▶ **WHAT THE EXERCISE ASKS**: Where a line contains the word "repository", copy that line from the records below.
***
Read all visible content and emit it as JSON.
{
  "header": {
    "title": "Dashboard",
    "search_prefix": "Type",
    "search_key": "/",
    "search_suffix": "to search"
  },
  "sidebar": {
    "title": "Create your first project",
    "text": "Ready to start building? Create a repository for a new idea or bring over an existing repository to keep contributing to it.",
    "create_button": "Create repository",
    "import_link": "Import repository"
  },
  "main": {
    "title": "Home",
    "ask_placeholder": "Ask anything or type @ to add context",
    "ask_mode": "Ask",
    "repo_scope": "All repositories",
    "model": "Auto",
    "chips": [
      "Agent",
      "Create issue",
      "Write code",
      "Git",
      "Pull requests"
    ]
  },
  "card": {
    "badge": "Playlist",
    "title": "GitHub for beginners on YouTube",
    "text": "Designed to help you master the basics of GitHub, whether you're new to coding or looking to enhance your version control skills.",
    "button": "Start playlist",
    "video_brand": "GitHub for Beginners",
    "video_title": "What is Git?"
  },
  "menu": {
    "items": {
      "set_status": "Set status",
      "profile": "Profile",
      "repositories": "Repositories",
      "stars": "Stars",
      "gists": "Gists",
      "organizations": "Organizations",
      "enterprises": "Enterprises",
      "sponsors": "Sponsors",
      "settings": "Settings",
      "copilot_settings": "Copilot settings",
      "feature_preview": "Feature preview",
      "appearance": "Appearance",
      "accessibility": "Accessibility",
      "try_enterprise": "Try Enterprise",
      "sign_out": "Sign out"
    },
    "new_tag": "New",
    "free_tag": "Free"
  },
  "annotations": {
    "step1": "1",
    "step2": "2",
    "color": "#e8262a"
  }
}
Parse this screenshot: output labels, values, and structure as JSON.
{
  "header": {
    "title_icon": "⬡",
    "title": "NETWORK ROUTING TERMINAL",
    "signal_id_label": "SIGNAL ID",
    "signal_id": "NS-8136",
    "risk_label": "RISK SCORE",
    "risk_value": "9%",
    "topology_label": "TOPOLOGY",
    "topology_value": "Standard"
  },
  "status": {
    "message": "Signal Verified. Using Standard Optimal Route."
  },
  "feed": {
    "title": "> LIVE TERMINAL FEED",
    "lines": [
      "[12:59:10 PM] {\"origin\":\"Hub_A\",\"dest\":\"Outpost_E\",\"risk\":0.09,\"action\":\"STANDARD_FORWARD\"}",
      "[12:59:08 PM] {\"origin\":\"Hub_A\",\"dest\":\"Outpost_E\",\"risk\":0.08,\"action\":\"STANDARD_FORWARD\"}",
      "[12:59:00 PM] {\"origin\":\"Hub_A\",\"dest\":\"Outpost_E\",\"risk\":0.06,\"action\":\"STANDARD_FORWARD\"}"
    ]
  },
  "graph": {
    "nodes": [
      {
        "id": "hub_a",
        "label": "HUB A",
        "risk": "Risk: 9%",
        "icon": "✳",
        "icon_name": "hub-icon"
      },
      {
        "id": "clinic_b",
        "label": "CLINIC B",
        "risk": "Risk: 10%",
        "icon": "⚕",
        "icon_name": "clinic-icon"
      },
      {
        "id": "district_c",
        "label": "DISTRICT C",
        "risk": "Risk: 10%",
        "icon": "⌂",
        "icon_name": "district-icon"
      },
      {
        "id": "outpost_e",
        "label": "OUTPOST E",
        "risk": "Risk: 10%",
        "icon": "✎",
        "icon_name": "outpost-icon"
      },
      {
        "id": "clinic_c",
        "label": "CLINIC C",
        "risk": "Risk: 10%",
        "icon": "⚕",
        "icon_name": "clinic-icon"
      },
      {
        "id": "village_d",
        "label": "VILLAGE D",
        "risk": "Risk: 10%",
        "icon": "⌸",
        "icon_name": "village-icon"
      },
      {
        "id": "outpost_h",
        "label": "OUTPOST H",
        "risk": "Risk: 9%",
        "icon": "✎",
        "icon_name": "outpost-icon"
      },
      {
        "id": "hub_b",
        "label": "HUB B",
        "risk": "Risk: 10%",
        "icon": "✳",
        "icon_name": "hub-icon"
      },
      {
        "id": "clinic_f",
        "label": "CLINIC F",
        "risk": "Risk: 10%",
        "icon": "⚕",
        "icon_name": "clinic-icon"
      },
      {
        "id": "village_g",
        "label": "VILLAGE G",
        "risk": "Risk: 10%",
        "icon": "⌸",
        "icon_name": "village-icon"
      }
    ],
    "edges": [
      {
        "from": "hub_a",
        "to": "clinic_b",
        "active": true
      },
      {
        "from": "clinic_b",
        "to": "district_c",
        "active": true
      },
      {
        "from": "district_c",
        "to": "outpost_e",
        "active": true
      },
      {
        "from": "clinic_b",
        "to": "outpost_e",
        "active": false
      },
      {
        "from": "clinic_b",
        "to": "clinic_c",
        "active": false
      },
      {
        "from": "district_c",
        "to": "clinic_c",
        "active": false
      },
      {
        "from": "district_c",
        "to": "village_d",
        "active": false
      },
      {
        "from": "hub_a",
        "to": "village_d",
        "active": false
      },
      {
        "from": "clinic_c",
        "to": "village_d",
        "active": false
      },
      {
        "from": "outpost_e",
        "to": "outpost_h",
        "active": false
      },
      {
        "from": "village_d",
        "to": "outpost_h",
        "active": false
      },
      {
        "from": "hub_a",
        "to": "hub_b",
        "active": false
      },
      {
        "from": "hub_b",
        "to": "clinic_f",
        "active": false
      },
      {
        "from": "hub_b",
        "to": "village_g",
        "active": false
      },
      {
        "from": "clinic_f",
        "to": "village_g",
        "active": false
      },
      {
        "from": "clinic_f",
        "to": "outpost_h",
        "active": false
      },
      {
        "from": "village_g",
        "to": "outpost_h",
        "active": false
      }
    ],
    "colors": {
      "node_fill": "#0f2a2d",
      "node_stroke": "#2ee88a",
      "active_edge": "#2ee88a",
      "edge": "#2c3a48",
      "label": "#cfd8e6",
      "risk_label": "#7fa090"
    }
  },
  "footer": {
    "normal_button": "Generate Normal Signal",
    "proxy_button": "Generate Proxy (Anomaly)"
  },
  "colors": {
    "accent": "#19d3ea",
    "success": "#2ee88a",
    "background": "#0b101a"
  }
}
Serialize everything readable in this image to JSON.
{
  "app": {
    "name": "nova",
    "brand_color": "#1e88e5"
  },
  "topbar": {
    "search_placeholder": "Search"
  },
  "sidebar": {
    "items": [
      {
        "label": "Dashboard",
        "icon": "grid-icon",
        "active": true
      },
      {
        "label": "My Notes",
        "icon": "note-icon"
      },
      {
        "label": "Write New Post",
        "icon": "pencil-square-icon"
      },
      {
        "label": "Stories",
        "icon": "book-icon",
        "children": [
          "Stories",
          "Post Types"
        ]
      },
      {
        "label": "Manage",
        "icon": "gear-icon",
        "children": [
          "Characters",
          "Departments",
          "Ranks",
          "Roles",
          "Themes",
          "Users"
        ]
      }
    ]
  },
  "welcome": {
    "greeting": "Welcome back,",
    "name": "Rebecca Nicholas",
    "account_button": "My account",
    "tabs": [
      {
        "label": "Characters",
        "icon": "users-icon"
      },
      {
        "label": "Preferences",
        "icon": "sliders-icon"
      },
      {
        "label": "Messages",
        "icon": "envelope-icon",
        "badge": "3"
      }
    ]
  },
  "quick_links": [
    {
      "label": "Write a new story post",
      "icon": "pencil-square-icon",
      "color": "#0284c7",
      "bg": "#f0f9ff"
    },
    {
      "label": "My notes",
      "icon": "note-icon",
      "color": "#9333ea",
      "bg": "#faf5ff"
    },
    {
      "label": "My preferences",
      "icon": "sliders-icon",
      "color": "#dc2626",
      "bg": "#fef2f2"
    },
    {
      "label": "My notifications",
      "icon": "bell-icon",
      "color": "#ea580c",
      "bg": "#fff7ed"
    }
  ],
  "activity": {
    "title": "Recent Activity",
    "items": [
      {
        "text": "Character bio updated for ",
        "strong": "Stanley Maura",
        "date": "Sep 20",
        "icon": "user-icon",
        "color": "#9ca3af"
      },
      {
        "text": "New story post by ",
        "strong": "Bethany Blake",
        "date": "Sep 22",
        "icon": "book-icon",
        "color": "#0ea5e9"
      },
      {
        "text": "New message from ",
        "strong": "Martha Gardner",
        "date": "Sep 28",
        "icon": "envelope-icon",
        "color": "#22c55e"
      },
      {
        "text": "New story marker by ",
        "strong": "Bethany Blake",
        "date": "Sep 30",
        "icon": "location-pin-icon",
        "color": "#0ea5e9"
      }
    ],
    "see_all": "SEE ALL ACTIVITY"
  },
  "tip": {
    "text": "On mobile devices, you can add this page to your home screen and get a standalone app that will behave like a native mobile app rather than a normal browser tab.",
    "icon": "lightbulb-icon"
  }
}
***
▶ **SOLUTION TO THIS TASK**:
    "text": "Ready to start building? Create a repository for a new idea or bring over an existing repository to keep contributing to it.",
    "create_button": "Create repository",
    "import_link": "Import repository"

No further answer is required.